Problem description:
Return every entry exactly. Leave nothing out.

Data:

━━━━

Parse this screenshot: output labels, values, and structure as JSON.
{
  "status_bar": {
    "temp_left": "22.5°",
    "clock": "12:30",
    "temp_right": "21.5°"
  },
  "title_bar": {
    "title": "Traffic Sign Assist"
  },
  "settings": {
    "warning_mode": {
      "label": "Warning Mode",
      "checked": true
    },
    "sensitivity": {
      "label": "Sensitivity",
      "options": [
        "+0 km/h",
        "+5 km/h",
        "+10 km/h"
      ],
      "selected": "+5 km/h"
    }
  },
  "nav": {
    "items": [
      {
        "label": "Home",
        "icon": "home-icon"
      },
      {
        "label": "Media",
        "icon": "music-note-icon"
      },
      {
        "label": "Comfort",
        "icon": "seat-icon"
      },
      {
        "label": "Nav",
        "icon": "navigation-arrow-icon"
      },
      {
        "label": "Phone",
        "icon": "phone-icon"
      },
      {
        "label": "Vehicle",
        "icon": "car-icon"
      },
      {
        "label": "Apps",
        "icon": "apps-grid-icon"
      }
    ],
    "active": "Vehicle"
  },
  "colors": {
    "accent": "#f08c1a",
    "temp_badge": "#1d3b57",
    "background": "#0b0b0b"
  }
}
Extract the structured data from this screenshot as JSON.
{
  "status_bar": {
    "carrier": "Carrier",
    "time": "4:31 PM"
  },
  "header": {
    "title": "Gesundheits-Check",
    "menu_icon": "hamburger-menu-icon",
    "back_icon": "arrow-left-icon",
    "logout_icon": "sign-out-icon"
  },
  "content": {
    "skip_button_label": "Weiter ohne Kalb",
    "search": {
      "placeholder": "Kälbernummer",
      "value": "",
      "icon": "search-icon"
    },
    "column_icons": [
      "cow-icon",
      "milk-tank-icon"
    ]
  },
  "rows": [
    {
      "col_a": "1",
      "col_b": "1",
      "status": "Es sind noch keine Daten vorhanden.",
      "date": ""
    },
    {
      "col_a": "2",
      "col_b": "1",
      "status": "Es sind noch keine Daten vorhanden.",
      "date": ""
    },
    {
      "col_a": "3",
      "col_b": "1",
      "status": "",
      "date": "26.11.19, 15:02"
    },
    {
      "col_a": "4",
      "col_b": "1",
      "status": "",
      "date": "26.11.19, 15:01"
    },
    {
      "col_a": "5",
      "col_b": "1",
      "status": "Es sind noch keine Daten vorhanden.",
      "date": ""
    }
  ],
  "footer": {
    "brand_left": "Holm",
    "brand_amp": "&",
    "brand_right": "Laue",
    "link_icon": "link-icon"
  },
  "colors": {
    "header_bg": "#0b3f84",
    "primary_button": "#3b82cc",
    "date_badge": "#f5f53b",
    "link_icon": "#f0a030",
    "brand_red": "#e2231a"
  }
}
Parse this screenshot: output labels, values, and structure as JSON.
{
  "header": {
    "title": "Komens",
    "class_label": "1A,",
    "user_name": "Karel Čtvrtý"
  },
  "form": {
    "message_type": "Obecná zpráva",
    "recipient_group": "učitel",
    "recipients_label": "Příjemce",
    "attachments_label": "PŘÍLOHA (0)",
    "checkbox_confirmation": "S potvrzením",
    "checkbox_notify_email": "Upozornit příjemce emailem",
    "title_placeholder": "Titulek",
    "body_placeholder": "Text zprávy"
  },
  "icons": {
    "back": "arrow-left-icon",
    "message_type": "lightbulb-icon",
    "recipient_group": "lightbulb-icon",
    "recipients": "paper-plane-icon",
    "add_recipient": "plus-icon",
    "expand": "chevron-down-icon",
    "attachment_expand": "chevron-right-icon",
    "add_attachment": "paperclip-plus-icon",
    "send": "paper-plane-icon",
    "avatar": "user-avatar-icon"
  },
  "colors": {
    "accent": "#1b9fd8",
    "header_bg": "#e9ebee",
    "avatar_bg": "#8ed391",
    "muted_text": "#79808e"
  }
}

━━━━

Finished exercise:
Parse this screenshot: output labels, values, and structure as JSON.
{
  "status_bar": {
    "temp_left": "22.5°",
    "clock": "12:30",
    "temp_right": "21.5°"
  },
  "title_bar": {
    "title": "Traffic Sign Assist"
  },
  "settings": {
    "warning_mode": {
      "label": "Warning Mode",
      "checked": true
    },
    "sensitivity": {
      "label": "Sensitivity",
      "options": [
        "+0 km/h",
        "+5 km/h",
        "+10 km/h"
      ],
      "selected": "+5 km/h"
    }
  },
  "nav": {
    "items": [
      {
        "label": "Home",
        "icon": "home-icon"
      },
      {
        "label": "Media",
        "icon": "music-note-icon"
      },
      {
        "label": "Comfort",
        "icon": "seat-icon"
      },
      {
        "label": "Nav",
        "icon": "navigation-arrow-icon"
      },
      {
        "label": "Phone",
        "icon": "phone-icon"
      },
      {
        "label": "Vehicle",
        "icon": "car-icon"
      },
      {
        "label": "Apps",
        "icon": "apps-grid-icon"
      }
    ],
    "active": "Vehicle"
  },
  "colors": {
    "accent": "#f08c1a",
    "temp_badge": "#1d3b57",
    "background": "#0b0b0b"
  }
}
Extract the structured data from this screenshot as JSON.
{
  "status_bar": {
    "carrier": "Carrier",
    "time": "4:31 PM"
  },
  "header": {
    "title": "Gesundheits-Check",
    "menu_icon": "hamburger-menu-icon",
    "back_icon": "arrow-left-icon",
    "logout_icon": "sign-out-icon"
  },
  "content": {
    "skip_button_label": "Weiter ohne Kalb",
    "search": {
      "placeholder": "Kälbernummer",
      "value": "",
      "icon": "search-icon"
    },
    "column_icons": [
      "cow-icon",
      "milk-tank-icon"
    ]
  },
  "rows": [
    {
      "col_a": "1",
      "col_b": "1",
      "status": "Es sind noch keine Daten vorhanden.",
      "date": ""
    },
    {
      "col_a": "2",
      "col_b": "1",
      "status": "Es sind noch keine Daten vorhanden.",
      "date": ""
    },
    {
      "col_a": "3",
      "col_b": "1",
      "status": "",
      "date": "26.11.19, 15:02"
    },
    {
      "col_a": "4",
      "col_b": "1",
      "status": "",
      "date": "26.11.19, 15:01"
    },
    {
      "col_a": "5",
      "col_b": "1",
      "status": "Es sind noch keine Daten vorhanden.",
      "date": ""
    }
  ],
  "footer": {
    "brand_left": "Holm",
    "brand_amp": "&",
    "brand_right": "Laue",
    "link_icon": "link-icon"
  },
  "colors": {
    "header_bg": "#0b3f84",
    "primary_button": "#3b82cc",
    "date_badge": "#f5f53b",
    "link_icon": "#f0a030",
    "brand_red": "#e2231a"
  }
}
Parse this screenshot: output labels, values, and structure as JSON.
{
  "header": {
    "title": "Komens",
    "class_label": "1A,",
    "user_name": "Karel Čtvrtý"
  },
  "form": {
    "message_type": "Obecná zpráva",
    "recipient_group": "učitel",
    "recipients_label": "Příjemce",
    "attachments_label": "PŘÍLOHA (0)",
    "checkbox_confirmation": "S potvrzením",
    "checkbox_notify_email": "Upozornit příjemce emailem",
    "title_placeholder": "Titulek",
    "body_placeholder": "Text zprávy"
  },
  "icons": {
    "back": "arrow-left-icon",
    "message_type": "lightbulb-icon",
    "recipient_group": "lightbulb-icon",
    "recipients": "paper-plane-icon",
    "add_recipient": "plus-icon",
    "expand": "chevron-down-icon",
    "attachment_expand": "chevron-right-icon",
    "add_attachment": "paperclip-plus-icon",
    "send": "paper-plane-icon",
    "avatar": "user-avatar-icon"
  },
  "colors": {
    "accent": "#1b9fd8",
    "header_bg": "#e9ebee",
    "avatar_bg": "#8ed391",
    "muted_text": "#79808e"
  }
}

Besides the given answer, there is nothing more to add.